Gravelotte (Northern Province)
Gravelotte is a mining village situated in the Northern Province (Transvaal – pre 1994). It was established in 1916 on a farm bought by Prussian missionary Fritz Renter who had fought in the Battle of Gravelotte during the Franco-Prussian War.
The village lies to the east of the highly mineralised Murchison mountain range. Gold was discovered in these mountains in 1870 and this sparked a gold rush to nearby Leydsdorp. Mining activity shifted to Gravelotte where deposits of antimony were found. The area has the highest antimony production in the world.
Early prospectors provided the first recorded Jewish religious activity in the northern Transvaal.

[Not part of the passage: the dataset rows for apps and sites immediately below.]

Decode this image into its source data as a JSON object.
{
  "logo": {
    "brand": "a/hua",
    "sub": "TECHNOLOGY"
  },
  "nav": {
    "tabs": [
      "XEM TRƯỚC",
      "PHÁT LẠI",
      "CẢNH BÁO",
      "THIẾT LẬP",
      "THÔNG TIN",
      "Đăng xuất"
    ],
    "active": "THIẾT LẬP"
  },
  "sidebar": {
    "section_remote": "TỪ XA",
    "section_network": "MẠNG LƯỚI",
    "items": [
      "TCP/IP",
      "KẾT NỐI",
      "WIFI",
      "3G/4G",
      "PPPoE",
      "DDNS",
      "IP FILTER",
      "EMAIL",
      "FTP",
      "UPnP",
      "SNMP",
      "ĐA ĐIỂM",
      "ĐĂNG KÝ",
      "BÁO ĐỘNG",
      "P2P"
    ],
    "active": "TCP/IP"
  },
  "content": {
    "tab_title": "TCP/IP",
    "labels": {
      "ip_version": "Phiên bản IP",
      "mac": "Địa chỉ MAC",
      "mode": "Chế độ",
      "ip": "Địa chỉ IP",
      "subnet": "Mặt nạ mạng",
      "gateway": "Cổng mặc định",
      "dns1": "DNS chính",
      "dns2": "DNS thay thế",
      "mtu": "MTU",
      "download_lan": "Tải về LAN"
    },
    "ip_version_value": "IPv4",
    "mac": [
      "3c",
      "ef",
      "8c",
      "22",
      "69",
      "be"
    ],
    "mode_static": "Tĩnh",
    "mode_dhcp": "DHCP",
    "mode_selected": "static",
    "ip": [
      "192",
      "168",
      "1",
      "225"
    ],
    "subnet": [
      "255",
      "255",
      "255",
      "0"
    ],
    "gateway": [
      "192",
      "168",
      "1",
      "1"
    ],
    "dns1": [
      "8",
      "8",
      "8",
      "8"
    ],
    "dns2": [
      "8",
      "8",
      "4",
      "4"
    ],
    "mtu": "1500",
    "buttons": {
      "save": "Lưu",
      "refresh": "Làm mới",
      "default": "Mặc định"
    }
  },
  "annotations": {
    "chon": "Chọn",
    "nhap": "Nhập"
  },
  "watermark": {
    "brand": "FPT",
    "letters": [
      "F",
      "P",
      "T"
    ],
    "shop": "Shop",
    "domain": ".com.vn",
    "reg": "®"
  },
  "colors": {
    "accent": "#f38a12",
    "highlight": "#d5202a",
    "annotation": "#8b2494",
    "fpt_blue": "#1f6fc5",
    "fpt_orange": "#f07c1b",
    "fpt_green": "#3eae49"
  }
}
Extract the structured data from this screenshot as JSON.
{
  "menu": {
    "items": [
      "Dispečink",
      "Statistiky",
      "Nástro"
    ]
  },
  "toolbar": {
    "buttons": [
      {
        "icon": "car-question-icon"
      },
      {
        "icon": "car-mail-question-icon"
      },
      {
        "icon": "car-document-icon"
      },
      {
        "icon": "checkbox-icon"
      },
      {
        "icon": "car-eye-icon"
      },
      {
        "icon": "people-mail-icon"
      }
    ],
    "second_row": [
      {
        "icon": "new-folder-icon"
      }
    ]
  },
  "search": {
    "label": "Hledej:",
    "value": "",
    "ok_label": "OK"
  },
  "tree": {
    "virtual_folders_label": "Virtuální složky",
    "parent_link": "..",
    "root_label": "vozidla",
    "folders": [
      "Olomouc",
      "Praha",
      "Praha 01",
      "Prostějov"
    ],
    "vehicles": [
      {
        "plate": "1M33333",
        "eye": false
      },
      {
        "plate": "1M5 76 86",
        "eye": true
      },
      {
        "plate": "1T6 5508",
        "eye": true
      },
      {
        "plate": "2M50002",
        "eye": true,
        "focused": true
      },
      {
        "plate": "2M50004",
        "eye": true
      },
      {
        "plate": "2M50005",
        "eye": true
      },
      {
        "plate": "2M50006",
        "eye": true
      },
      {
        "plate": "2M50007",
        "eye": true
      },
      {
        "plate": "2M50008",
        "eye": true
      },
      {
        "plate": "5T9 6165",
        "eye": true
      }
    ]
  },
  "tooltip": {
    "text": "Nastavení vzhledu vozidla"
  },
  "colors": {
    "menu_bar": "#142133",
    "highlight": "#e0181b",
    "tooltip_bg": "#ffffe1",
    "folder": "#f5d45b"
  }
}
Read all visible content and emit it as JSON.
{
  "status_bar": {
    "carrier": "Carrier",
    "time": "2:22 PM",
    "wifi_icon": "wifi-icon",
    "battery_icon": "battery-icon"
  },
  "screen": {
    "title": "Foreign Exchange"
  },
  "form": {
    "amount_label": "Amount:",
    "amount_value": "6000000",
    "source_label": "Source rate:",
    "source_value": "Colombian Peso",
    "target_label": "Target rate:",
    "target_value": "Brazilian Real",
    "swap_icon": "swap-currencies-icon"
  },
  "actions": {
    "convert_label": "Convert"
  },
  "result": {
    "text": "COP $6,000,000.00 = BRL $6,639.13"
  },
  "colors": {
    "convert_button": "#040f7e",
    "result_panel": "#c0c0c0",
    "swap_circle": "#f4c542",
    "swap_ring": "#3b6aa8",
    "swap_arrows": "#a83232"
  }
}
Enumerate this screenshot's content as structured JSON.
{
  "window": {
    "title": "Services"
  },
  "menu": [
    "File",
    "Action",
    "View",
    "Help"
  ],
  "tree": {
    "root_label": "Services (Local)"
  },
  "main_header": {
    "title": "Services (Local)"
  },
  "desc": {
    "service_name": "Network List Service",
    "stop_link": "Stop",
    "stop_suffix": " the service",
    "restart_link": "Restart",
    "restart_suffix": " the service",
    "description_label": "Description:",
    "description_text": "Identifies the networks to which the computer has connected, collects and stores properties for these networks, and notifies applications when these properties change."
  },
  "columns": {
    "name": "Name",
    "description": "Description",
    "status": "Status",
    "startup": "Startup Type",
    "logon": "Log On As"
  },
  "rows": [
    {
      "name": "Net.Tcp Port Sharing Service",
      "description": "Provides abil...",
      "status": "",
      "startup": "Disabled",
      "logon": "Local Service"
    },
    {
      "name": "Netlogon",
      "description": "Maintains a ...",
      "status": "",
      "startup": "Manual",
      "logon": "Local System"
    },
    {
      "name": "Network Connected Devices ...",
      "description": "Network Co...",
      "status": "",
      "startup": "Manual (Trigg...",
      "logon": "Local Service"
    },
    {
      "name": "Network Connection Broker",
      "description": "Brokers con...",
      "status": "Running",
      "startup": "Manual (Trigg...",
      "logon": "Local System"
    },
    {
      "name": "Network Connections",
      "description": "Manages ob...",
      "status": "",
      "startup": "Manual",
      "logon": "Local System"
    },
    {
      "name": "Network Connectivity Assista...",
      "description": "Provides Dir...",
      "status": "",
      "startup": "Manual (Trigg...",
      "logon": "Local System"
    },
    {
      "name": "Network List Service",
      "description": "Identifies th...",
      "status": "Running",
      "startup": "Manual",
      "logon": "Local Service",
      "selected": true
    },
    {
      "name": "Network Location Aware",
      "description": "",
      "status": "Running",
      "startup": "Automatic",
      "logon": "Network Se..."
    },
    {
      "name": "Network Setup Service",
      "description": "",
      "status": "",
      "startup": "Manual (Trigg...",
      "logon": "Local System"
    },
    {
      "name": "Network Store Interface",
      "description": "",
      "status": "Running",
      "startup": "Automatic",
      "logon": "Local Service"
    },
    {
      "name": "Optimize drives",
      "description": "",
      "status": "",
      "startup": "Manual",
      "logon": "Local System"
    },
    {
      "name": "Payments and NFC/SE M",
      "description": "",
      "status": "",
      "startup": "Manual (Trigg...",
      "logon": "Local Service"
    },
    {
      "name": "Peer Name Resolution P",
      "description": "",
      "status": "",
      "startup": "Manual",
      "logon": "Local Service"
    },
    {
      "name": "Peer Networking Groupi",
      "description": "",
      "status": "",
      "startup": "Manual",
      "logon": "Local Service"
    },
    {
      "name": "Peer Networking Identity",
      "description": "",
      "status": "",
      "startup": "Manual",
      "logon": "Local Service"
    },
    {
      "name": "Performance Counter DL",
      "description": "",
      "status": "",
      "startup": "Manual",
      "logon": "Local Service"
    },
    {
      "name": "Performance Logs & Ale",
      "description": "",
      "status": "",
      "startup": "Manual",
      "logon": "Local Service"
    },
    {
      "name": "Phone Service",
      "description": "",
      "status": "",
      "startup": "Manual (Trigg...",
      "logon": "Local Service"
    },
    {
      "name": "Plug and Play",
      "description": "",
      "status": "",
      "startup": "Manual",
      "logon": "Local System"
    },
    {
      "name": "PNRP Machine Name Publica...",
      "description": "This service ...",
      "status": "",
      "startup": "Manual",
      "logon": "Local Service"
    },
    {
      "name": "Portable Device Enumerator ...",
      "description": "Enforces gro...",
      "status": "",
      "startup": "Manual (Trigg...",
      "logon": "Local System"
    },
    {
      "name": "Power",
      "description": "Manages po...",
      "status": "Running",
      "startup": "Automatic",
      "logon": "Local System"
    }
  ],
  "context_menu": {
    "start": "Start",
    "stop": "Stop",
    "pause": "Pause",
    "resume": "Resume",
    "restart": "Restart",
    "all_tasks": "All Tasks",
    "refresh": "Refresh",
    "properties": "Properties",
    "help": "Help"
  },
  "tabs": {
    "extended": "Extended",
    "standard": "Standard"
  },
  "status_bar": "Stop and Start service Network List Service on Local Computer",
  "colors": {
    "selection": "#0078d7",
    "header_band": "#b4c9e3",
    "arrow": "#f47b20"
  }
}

Maurice Freeman, Joseph Jacobs and Louis Goltman from England, and Isidor Rosenthal from Germany, were among those prospecting at Fountain Gorge in the Murchison Range in the mid-1880s. The London Jewish Chronicle in 1889 carried a description of their endeavour to commemorate Yom Kippur in that isolated area, the first record of any Jewish religious activity in the northern Transvaal. Due to the very small number of Jews in Gravelotte, there was no organised Jewish life. The Jews of this district were affiliated to the Pietersburg Hebrew Congregation and often joined other country families in nearby towns for family days; which were organised by the SA Jewish Board of Deputies (SAJBOD) to celebrate chagim.
The handful of Jews who lived in Gravelotte was engaged mainly as general dealers and hoteliers. Jewish ties in the economy of Gravelotte are also found in the activities of three Witwatersrand-based mining magnates, Messrs AS Hersov, S Menell and N Erleigh. Through their acquisition of the Harmony Proprietary Company in 1923, the foundation was laid for the establishment of the Consolidated Murchison (Transvaal) Goldfields and Development Company. Their quest for gold proved unsuccessful but by the 1970s the mining operation had become the world’s largest producer of antimony.
No official statistics are available for the number of Jews living in Gravelotte for the years chosen for this study. However, in 1964, 7 Jews were recorded by the SAJBoD. In 1973 Mr Shmukler was the only Jew in Gravelotte and by 1980 there were no Jews in the village.